Text Shadows

CSS2 includes a property for adding drop shadows to text, but this property did not make it into CSS2.1 because no browser had implemented full support for it by the time CSS2.1 was finished. When you consider the effort necessary to make a web browser determine the outlines of text in an element and then compute one or more shadows, all of which would have to blend together without overlapping the text itself, the lack of drop shadows in the specification is perhaps understandable.

The obvious default is not to have a drop shadow for text. Otherwise, it’s theoretically possible to define one or more shadows. Each shadow is defined by a color and three length values. The color sets the shadow’s color, of course; so it’s possible to define green, purple, or even white shadows.

The first two length values determine the offset distance of the shadow from the text, and the optional third length value defines the “blur radius” for the shadow. To define a green shadow offset five pixels to the right and half an em down from the text, with no blurring, you would write:

text-shadow: green 5px 0.5em;

Negative lengths cause the shadow to be offset to the left and upward from the original text.

The blur radius is defined as the distance from the shadow’s outline to the edge of the blurring effect. A radius ...

Get Cascading Style Sheets: The Definitive Guide, Second Edition now with O’Reilly online learning.

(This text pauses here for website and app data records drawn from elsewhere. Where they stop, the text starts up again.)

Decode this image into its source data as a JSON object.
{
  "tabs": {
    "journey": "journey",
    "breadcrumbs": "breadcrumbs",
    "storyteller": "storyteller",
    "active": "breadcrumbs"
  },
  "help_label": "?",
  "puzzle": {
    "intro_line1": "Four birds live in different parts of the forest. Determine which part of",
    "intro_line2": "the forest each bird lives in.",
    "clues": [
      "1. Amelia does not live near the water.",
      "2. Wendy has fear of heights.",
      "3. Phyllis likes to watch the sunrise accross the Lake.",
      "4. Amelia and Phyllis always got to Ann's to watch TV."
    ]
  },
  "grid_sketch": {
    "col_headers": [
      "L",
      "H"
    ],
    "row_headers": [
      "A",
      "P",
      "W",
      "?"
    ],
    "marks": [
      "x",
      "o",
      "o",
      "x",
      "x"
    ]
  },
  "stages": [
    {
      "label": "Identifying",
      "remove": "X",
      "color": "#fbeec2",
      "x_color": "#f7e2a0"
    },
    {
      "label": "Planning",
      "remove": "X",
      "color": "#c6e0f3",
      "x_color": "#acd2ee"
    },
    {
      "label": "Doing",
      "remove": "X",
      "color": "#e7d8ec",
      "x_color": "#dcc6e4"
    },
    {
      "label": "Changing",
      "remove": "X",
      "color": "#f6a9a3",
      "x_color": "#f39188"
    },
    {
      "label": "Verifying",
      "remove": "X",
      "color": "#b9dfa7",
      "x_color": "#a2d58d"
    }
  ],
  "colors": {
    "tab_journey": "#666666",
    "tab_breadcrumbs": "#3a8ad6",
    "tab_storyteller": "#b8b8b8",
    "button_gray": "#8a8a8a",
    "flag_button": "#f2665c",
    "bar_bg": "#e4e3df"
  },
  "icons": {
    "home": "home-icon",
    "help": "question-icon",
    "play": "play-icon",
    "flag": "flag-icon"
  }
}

O’Reilly members experience live online training, plus books, videos, and digital content from 200+ publishers.